I kept talking to this guy. I kept on stuttering. A lot. I was not happy with myself. But I eventually strung a few decent phrases together. He didn't laugh at me or look at me strangely. He did mention that his boss rode. Ah, so now we're getting warmer. He pointed in the direction of his house. That's where I was going. I was on the right track.
I said goodbye and headed over to house 542. That's right. I was off on the number. So I went to the wrong house (but didn't realize it at the time.) Again, before my stutter could protest (we just stuttered so much with that last guy!) I knocked on the door. No response. Another knock, still no response.
Well, I tried. Maybe I'll track them down eventually. But before going home, I went to the first house I knocked on. Might as well try again.
The door opened. Oh crap! What was I going to say?
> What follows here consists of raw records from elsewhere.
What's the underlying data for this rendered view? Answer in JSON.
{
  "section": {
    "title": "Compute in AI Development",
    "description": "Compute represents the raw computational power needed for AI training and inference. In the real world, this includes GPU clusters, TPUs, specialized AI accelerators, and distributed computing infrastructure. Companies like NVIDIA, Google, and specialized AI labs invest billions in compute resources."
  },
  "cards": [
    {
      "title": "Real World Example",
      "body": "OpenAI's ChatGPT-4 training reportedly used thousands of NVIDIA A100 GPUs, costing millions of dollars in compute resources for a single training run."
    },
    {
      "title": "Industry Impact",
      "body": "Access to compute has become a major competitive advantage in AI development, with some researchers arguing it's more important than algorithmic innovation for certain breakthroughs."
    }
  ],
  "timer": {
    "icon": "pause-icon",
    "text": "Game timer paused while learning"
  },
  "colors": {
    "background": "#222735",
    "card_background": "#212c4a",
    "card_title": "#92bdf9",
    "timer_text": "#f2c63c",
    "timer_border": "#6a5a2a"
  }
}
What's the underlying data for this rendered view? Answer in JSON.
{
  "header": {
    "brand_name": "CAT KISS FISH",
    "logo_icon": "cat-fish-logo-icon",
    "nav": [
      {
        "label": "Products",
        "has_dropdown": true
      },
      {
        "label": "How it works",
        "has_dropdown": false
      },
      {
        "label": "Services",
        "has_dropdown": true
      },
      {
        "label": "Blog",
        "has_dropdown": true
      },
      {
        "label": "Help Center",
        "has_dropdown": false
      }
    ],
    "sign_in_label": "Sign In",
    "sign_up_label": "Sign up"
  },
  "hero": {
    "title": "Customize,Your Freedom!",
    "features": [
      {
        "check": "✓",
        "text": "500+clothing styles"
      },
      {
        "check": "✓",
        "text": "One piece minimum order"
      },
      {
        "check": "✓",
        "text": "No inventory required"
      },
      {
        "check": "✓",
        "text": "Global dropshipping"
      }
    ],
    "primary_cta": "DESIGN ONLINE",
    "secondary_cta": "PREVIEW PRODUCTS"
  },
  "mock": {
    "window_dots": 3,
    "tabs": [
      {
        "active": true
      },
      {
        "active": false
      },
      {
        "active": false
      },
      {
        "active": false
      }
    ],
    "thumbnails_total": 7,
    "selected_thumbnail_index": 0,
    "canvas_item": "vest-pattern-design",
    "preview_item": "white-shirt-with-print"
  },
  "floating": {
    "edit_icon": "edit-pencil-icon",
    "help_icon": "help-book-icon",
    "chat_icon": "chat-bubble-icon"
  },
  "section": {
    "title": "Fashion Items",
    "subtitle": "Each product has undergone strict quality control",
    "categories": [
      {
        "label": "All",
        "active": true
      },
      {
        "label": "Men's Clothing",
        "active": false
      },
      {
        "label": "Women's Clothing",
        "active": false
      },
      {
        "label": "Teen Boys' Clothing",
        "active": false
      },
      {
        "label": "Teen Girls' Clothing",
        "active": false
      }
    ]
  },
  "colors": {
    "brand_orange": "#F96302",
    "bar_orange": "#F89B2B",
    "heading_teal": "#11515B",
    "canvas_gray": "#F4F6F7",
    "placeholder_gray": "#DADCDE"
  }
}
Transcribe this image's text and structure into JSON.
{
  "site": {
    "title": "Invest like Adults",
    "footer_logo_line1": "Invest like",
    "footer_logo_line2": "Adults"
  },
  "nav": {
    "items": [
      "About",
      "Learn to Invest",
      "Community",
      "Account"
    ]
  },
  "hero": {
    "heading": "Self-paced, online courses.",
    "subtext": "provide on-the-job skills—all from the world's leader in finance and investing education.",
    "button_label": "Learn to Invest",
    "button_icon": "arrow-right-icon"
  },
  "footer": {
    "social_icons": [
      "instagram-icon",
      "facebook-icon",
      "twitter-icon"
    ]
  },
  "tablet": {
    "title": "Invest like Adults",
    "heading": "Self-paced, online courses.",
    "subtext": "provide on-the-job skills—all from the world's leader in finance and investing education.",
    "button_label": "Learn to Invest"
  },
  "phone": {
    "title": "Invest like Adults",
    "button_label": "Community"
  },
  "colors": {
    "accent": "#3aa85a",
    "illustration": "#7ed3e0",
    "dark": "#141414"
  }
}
I stuttered a lot. I asked if they had gone out riding -- well yeah, the bike is right there. The guy was nice and invited me in. I introduced myself and stuttered while doing so. He stood there patiently. He told me about the other guy and how long they'd been riding. He didn't acknowledge the stuttering either. Awesome! We sorted out how far and how fast and well, they're heading out tomorrow morning, so would I like to join? Yes!
The next morning I headed out with them for a ride. They talked, I talked, I stuttered, they didn't mind. And it was a beautiful morning. The miles ticked by quickly. And we've gone out a few more times since.
Being out there and stuttering is still a new concept for me. But as I get older, my patience for my stutter grows less and less. Sometimes I just want something, and I'm not going to use stuttering as an excuse.